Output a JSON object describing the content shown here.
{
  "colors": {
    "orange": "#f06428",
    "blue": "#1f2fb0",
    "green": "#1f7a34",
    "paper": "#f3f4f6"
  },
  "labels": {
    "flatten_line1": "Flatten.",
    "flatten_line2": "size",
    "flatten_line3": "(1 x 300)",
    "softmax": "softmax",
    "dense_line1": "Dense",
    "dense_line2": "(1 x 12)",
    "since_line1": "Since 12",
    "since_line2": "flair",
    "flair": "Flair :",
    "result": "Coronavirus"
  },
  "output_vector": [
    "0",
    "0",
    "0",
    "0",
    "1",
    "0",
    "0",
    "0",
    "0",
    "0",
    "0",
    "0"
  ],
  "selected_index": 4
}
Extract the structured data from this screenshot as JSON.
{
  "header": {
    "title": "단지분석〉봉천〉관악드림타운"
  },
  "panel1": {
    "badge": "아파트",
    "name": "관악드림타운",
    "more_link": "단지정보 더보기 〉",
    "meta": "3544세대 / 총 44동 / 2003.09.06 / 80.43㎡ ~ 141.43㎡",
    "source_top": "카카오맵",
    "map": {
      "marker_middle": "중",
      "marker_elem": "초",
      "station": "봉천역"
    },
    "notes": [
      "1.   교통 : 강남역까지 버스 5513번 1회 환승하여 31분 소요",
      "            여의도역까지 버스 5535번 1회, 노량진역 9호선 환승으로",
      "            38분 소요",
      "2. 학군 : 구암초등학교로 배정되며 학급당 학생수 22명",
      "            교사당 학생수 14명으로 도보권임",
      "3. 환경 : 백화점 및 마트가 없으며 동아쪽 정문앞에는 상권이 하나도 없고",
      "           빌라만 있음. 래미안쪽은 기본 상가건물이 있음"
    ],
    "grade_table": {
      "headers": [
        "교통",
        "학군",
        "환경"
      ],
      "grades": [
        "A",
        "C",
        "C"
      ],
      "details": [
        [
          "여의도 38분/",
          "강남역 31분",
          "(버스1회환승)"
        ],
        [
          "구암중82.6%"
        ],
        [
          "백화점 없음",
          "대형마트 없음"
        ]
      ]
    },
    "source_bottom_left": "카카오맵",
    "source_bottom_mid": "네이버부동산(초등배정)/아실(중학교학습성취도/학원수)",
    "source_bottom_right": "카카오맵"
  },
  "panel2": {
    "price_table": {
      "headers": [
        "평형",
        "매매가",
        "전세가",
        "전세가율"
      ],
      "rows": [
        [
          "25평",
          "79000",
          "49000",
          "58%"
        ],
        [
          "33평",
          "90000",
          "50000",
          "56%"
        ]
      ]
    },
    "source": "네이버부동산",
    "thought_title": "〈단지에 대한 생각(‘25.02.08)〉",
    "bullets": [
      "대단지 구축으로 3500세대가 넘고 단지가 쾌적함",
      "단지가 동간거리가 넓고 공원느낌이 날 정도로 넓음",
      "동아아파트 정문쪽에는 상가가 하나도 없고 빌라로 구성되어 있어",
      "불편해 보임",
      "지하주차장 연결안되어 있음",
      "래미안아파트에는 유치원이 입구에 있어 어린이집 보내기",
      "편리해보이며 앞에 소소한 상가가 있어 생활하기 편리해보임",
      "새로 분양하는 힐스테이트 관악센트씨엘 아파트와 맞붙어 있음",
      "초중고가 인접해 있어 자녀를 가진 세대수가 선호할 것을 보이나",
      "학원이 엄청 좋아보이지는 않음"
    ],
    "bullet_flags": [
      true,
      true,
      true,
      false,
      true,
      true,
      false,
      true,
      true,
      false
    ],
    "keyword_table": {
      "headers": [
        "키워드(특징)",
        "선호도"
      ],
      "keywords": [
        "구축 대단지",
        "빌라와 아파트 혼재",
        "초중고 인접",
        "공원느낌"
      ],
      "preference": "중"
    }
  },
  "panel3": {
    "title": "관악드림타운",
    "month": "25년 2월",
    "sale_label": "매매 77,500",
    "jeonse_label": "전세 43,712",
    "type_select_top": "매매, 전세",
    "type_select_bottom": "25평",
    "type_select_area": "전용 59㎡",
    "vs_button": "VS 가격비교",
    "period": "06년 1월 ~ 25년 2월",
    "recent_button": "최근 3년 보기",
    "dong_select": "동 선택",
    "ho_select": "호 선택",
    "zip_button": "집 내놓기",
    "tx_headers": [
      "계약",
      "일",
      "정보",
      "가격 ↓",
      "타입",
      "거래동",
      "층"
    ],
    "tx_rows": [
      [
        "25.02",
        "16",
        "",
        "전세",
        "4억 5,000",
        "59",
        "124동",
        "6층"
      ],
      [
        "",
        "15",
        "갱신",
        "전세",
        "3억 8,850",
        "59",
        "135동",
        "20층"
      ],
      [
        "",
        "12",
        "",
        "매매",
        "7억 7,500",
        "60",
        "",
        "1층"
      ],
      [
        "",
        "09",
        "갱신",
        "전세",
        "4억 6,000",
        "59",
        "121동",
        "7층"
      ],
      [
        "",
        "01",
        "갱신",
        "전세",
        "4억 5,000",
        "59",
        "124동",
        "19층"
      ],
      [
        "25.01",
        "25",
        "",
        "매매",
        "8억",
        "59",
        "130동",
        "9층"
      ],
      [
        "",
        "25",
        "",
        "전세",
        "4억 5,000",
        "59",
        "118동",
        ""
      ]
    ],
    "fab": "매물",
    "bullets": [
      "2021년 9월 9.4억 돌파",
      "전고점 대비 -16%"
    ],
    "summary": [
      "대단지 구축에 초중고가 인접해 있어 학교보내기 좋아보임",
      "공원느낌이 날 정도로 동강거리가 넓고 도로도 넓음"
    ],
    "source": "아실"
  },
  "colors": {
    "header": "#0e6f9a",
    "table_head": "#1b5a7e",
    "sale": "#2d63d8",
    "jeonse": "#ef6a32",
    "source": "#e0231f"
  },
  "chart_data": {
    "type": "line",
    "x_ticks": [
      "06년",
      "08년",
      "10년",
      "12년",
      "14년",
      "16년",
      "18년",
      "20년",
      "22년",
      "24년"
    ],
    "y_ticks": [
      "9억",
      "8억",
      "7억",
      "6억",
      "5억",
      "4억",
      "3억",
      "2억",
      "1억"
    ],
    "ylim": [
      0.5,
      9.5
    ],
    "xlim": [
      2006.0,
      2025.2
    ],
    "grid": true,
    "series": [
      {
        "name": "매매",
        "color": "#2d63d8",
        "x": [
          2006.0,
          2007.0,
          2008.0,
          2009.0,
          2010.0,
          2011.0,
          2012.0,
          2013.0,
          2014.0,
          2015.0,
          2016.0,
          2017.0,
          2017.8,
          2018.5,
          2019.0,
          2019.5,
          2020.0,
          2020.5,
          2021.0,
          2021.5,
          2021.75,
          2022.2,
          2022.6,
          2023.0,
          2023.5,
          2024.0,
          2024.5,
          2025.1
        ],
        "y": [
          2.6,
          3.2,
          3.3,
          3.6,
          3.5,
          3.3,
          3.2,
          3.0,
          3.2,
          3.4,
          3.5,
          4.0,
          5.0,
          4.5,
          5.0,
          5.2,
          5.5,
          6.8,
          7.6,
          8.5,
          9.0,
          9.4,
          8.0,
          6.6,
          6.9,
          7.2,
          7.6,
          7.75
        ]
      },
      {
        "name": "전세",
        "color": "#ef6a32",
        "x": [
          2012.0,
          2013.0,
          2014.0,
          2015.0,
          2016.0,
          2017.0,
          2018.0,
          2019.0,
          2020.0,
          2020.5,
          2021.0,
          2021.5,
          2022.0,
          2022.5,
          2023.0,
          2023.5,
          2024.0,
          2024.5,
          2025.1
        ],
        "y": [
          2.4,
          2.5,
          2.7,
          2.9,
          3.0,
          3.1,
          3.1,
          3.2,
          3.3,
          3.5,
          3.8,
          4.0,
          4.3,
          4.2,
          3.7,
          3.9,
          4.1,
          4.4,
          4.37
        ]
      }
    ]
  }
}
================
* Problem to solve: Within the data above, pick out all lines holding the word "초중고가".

* Solution to this task:
      "초중고가 인접해 있어 자녀를 가진 세대수가 선호할 것을 보이나",
      "대단지 구축에 초중고가 인접해 있어 학교보내기 좋아보임",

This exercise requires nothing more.